Hans Popper's plans were never fully realized but there have been efforts over the years. The School did create a Department of Community Medicine under Kurt Deuschle, the first such department in an urban setting and today's Department of Preventive Medicine.  One of the original divisions of this department was Behavioral Sciences, led by Samuel Bloom, Ph.D., a pioneer medical sociologist.  A separate Human Studies graduate school was never created, but electives in many of these areas have been taught at various times.  Twenty-five years ago, Mount Sinai created the Humanities in Medicine admissions program that recognized the value of students who had been trained in the humanities. 

Perhaps the new AAMC report will induce another look at the value of the humanities in medical education, and the future as envisioned by Hans Popper almost 50 years ago.

 

1Hans Popper. A New Curriculum. Annals of the NY Acad of Sci, Sept. 27, 1965: v.128, art. 2, p. 552-560. (This is available online to Mount Sinai faculty and staff.)

2Hans Popper. The Mount Sinai Concept.  Clinical Research, 1965: v. 13, p. 500-504.

New Medical Technology X Prize in Town!

Maybe you’re not ready to tackle that winter writing project. Well how about a new technology development project instead? A new $10 million  Qualcomm Tricorder X Prize was recently announced.

What Exactly Will This Device Do?

This competition will open the doors for health and wireless technology integration, to drive amazing advances in daily healthcare. The winning device will contain a unique set of integrated tools.

As envisioned for this competition, the device will be a tool capable of capturing key health metrics and diagnosing a set of 15 diseases. Metrics for health could include such elements as blood pressure, respiratory rate, and temperature. Ultimately, this tool will collect large volumes of data from ongoing measurement of health states through a combination of wireless sensors, imaging technologies, and portable, non-invasive laboratory replacements.

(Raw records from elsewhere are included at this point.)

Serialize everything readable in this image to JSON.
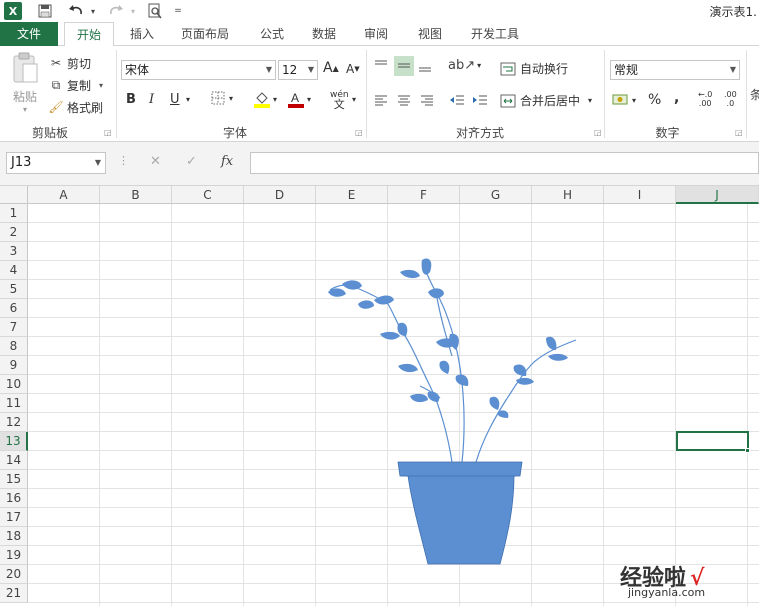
{
  "titlebar": {
    "logo": "X",
    "save_icon": "save-icon",
    "undo_icon": "undo-icon",
    "redo_icon": "redo-icon",
    "preview_icon": "print-preview-icon",
    "customize_glyph": "=",
    "title": "演示表1."
  },
  "tabs": [
    {
      "label": "文件"
    },
    {
      "label": "开始"
    },
    {
      "label": "插入"
    },
    {
      "label": "页面布局"
    },
    {
      "label": "公式"
    },
    {
      "label": "数据"
    },
    {
      "label": "审阅"
    },
    {
      "label": "视图"
    },
    {
      "label": "开发工具"
    }
  ],
  "ribbon": {
    "clipboard": {
      "label": "剪贴板",
      "paste": "粘贴",
      "cut": "剪切",
      "copy": "复制",
      "format_painter": "格式刷"
    },
    "font": {
      "label": "字体",
      "font_name": "宋体",
      "font_size": "12",
      "grow": "A",
      "shrink": "A",
      "bold": "B",
      "italic": "I",
      "underline": "U",
      "phonetic": "wén"
    },
    "alignment": {
      "label": "对齐方式",
      "wrap": "自动换行",
      "merge": "合并后居中"
    },
    "number": {
      "label": "数字",
      "format": "常规",
      "percent": "%",
      "comma": ",",
      "inc_decimal": ".00",
      "dec_decimal": ".0"
    },
    "styles": {
      "partial": "条"
    }
  },
  "formula_bar": {
    "name_box": "J13",
    "cancel": "✕",
    "enter": "✓",
    "fx": "fx",
    "value": ""
  },
  "sheet": {
    "columns": [
      "A",
      "B",
      "C",
      "D",
      "E",
      "F",
      "G",
      "H",
      "I",
      "J"
    ],
    "rows": [
      "1",
      "2",
      "3",
      "4",
      "5",
      "6",
      "7",
      "8",
      "9",
      "10",
      "11",
      "12",
      "13",
      "14",
      "15",
      "16",
      "17",
      "18",
      "19",
      "20",
      "21"
    ],
    "selected_column": "J",
    "selected_row": "13"
  },
  "colors": {
    "accent": "#217346",
    "drawing": "#5b8fd1"
  },
  "watermark": {
    "line1": "经验啦",
    "check": "√",
    "line2": "jingyanla.com"
  }
}
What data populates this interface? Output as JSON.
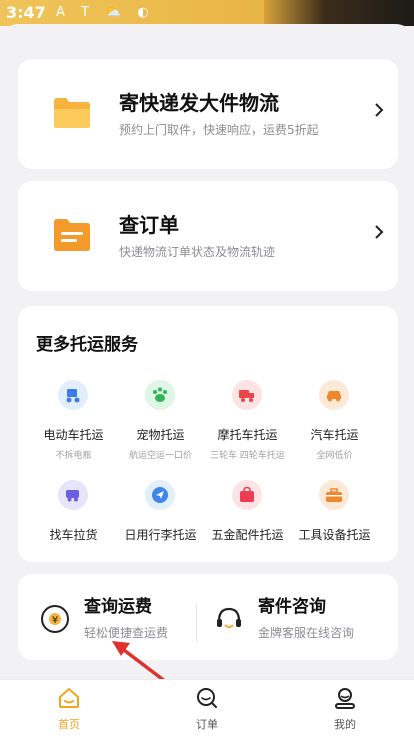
{
  "status_bar": {
    "time": "3:47",
    "icons": "A T ⛅ ◐"
  },
  "service_cards": [
    {
      "title": "寄快递发大件物流",
      "subtitle": "预约上门取件，快速响应，运费5折起"
    },
    {
      "title": "查订单",
      "subtitle": "快递物流订单状态及物流轨迹"
    }
  ],
  "more_services": {
    "heading": "更多托运服务",
    "items": [
      {
        "label": "电动车托运",
        "sublabel": "不拆电瓶",
        "color": "#e3eefc",
        "icon": "scooter-icon"
      },
      {
        "label": "宠物托运",
        "sublabel": "航运空运一口价",
        "color": "#dff5e6",
        "icon": "paw-icon"
      },
      {
        "label": "摩托车托运",
        "sublabel": "三轮车 四轮车托运",
        "color": "#fde3e3",
        "icon": "truck-icon"
      },
      {
        "label": "汽车托运",
        "sublabel": "全网低价",
        "color": "#fde9d8",
        "icon": "car-icon"
      },
      {
        "label": "找车拉货",
        "sublabel": "",
        "color": "#e6e5fb",
        "icon": "van-icon"
      },
      {
        "label": "日用行李托运",
        "sublabel": "",
        "color": "#e1eefc",
        "icon": "send-icon"
      },
      {
        "label": "五金配件托运",
        "sublabel": "",
        "color": "#fde3e6",
        "icon": "bag-icon"
      },
      {
        "label": "工具设备托运",
        "sublabel": "",
        "color": "#fde9d8",
        "icon": "toolbox-icon"
      }
    ]
  },
  "bottom": {
    "freight": {
      "title": "查询运费",
      "subtitle": "轻松便捷查运费"
    },
    "consult": {
      "title": "寄件咨询",
      "subtitle": "金牌客服在线咨询"
    }
  },
  "tabs": [
    {
      "label": "首页",
      "active": true
    },
    {
      "label": "订单",
      "active": false
    },
    {
      "label": "我的",
      "active": false
    }
  ],
  "colors": {
    "accent": "#f2a51a",
    "arrow": "#e0322c"
  }
}
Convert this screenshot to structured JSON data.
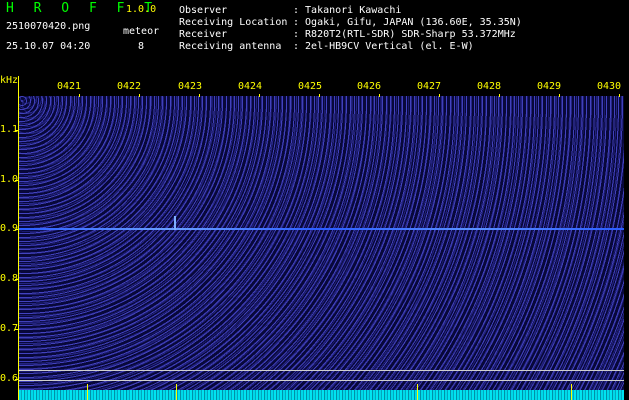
{
  "header": {
    "app_name": "H R O F F T",
    "version": "1.0.0",
    "file_name": "2510070420.png",
    "datetime": "25.10.07 04:20",
    "meteor_label": "meteor",
    "meteor_count": "8",
    "fields": [
      {
        "label": "Observer",
        "value": ": Takanori Kawachi"
      },
      {
        "label": "Receiving Location",
        "value": ": Ogaki, Gifu, JAPAN (136.60E, 35.35N)"
      },
      {
        "label": "Receiver",
        "value": ": R820T2(RTL-SDR) SDR-Sharp 53.372MHz"
      },
      {
        "label": "Receiving antenna",
        "value": ": 2el-HB9CV Vertical (el. E-W)"
      }
    ]
  },
  "spectrogram": {
    "y_unit": "kHz",
    "time_labels": [
      "0421",
      "0422",
      "0423",
      "0424",
      "0425",
      "0426",
      "0427",
      "0428",
      "0429",
      "0430"
    ],
    "freq_labels": [
      "1.1",
      "1.0",
      "0.9",
      "0.8",
      "0.7",
      "0.6"
    ],
    "colors": {
      "background": "#08083a",
      "signal": "#4a7fff",
      "axis": "#ffff00",
      "band": "#00d8e8"
    }
  }
}
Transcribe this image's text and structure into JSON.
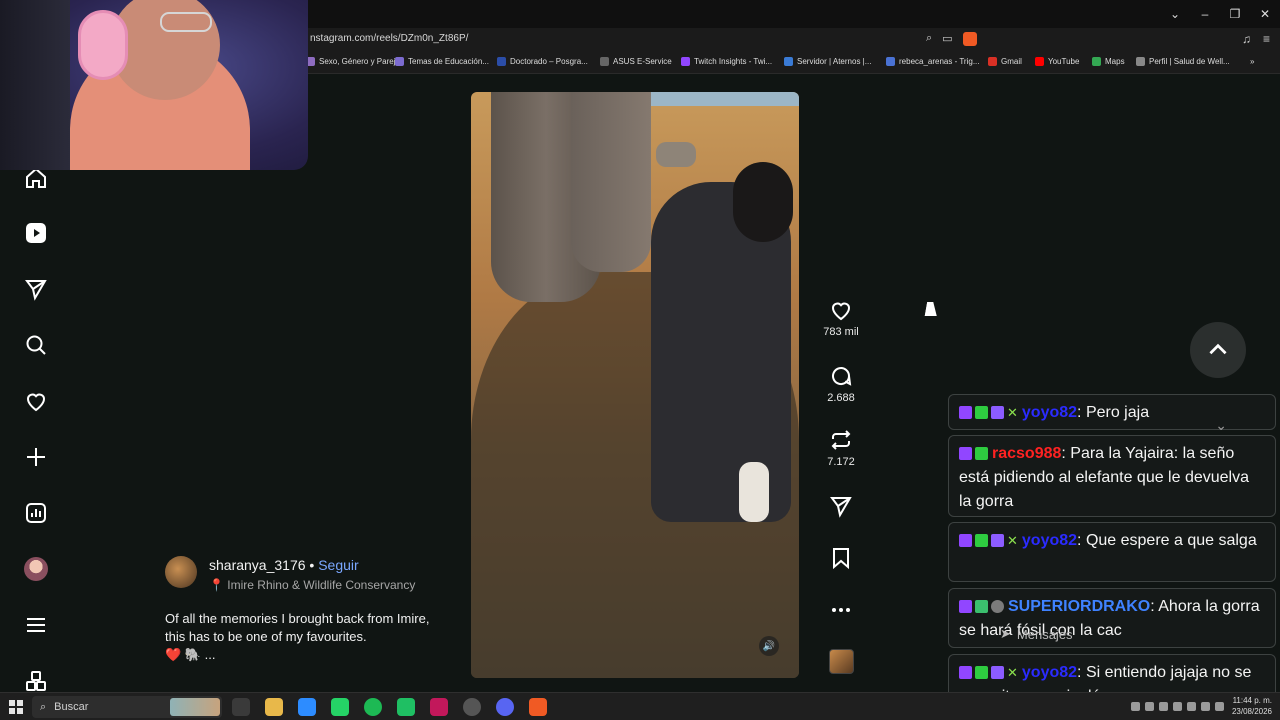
{
  "browser": {
    "url": "nstagram.com/reels/DZm0n_Zt86P/",
    "bookmarks": [
      {
        "label": "Sexo, Género y Parej...",
        "color": "#8e6cc0"
      },
      {
        "label": "Temas de Educación...",
        "color": "#7c6bd0"
      },
      {
        "label": "Doctorado – Posgra...",
        "color": "#2b4da8"
      },
      {
        "label": "ASUS E-Service",
        "color": "#666666"
      },
      {
        "label": "Twitch Insights - Twi...",
        "color": "#9146ff"
      },
      {
        "label": "Servidor | Aternos |...",
        "color": "#3a7bd5"
      },
      {
        "label": "rebeca_arenas - Trig...",
        "color": "#4a72d4"
      },
      {
        "label": "Gmail",
        "color": "#d93025"
      },
      {
        "label": "YouTube",
        "color": "#ff0000"
      },
      {
        "label": "Maps",
        "color": "#34a853"
      },
      {
        "label": "Perfil | Salud de Well...",
        "color": "#888888"
      }
    ]
  },
  "post": {
    "likes": "783 mil",
    "comments": "2.688",
    "reposts": "7.172",
    "author": "sharanya_3176",
    "separator": " • ",
    "follow_label": "Seguir",
    "location": "Imire Rhino & Wildlife Conservancy",
    "caption": "Of all the memories I brought back from Imire, this has to be one of my favourites.",
    "caption_tail": "❤️ 🐘 ..."
  },
  "chat": {
    "messages": [
      {
        "user": "yoyo82",
        "user_color": "#2b2bff",
        "text": ": Pero jaja"
      },
      {
        "user": "racso988",
        "user_color": "#ff2222",
        "text": ": Para la Yajaira: la seño está pidiendo al elefante que le devuelva la gorra"
      },
      {
        "user": "yoyo82",
        "user_color": "#2b2bff",
        "text": ": Que espere a que salga"
      },
      {
        "user": "SUPERIORDRAKO",
        "user_color": "#3f82ff",
        "text": ": Ahora la gorra se hará fósil con la cac"
      },
      {
        "user": "yoyo82",
        "user_color": "#2b2bff",
        "text": ": Si entiendo jajaja no se necesita saver inglés"
      }
    ],
    "mensajes_label": "Mensajes"
  },
  "taskbar": {
    "search_label": "Buscar",
    "time": "11:44 p. m.",
    "date": "23/08/2026"
  },
  "icons": [
    "home-icon",
    "reels-icon",
    "explore-icon",
    "search-icon",
    "heart-icon",
    "create-icon",
    "stats-icon",
    "profile-avatar",
    "menu-icon",
    "apps-icon"
  ]
}
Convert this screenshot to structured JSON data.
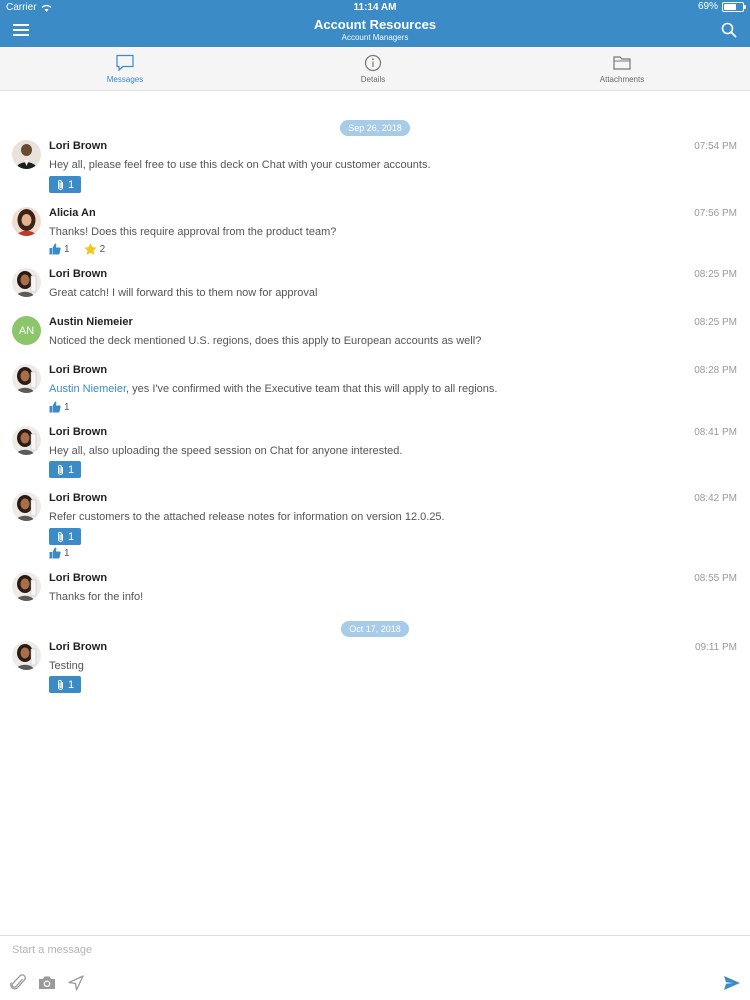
{
  "status_bar": {
    "carrier": "Carrier",
    "time": "11:14 AM",
    "battery": "69%",
    "battery_level": 0.69
  },
  "header": {
    "title": "Account Resources",
    "subtitle": "Account Managers",
    "menu_icon": "hamburger-icon",
    "search_icon": "search-icon"
  },
  "tabs": [
    {
      "label": "Messages",
      "icon": "chat-bubble-icon",
      "active": true
    },
    {
      "label": "Details",
      "icon": "info-icon",
      "active": false
    },
    {
      "label": "Attachments",
      "icon": "folder-icon",
      "active": false
    }
  ],
  "date_separators": [
    "Sep 26, 2018",
    "Oct 17, 2018"
  ],
  "messages": [
    {
      "author": "Lori Brown",
      "time": "07:54 PM",
      "text": "Hey all, please feel free to use this deck on Chat with your customer accounts.",
      "attachments": "1"
    },
    {
      "author": "Alicia An",
      "time": "07:56 PM",
      "text": "Thanks! Does this require approval from the product team?",
      "thumbs": "1",
      "stars": "2"
    },
    {
      "author": "Lori Brown",
      "time": "08:25 PM",
      "text": "Great catch! I will forward this to them now for approval"
    },
    {
      "author": "Austin Niemeier",
      "initials": "AN",
      "time": "08:25 PM",
      "text": "Noticed the deck mentioned U.S. regions, does this apply to European accounts as well?"
    },
    {
      "author": "Lori Brown",
      "time": "08:28 PM",
      "mention": "Austin Niemeier",
      "text": ", yes I've confirmed with the Executive team that this will apply to all regions.",
      "thumbs": "1"
    },
    {
      "author": "Lori Brown",
      "time": "08:41 PM",
      "text": "Hey all, also uploading the speed session on Chat for anyone interested.",
      "attachments": "1"
    },
    {
      "author": "Lori Brown",
      "time": "08:42 PM",
      "text": "Refer customers to the attached release notes for information on version 12.0.25.",
      "attachments": "1",
      "thumbs": "1"
    },
    {
      "author": "Lori Brown",
      "time": "08:55 PM",
      "text": "Thanks for the info!"
    },
    {
      "author": "Lori Brown",
      "time": "09:11 PM",
      "text": "Testing",
      "attachments": "1"
    }
  ],
  "composer": {
    "placeholder": "Start a message",
    "icons": [
      "paperclip-icon",
      "camera-icon",
      "location-icon",
      "send-icon"
    ]
  },
  "colors": {
    "brand": "#3b8bc6",
    "date_pill": "#a8cbe8",
    "initials_avatar": "#8cc56a",
    "star": "#f5c518"
  }
}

We’re looking forward to seeing Mount Sinai contributions to this competition.

Mount Sinai Archives joins the NLM Finding Aid Consortium

Nlm-logo
This past fall the Mount Sinai Archives became a participant in the National Library of Medicine’s Finding Aids Consortium. This resource provides a centralized search portal to the archival collections of major hospitals and medical schools throughout North America. Participants include Harvard, Yale and the University of Pennsylvania as well as Mount Sinai’s New York City peers such as Columbia University and the New York Presbyterian-Weill Cornell Medical Center.

The accessibility of these resources via a single website means that scholars can now search across multiple institutional collections, enabling the simple and efficient discovery of relevant research material. A researcher studying the career of Dr. Abraham Jacobi, for example, would previously have had to search the archives of each institution individually to determine the location of relevant holdings. Now a single search on the Consortium page for “Jacobi” will uncover a wide range of material, including not only the collection of Jacobi’s papers held at the National Library of Medicine but also the many items of correspondence held in collections at other institutions.

Our participation in this consortium will enable scholars throughout the world to more easily discover the valuable historical resources preserved in the Mount Sinai Archives. We expect our participation to attract new patrons to the Archives and enhance our mission of making Mount Sinai’s rich history accessible to scholars and the public.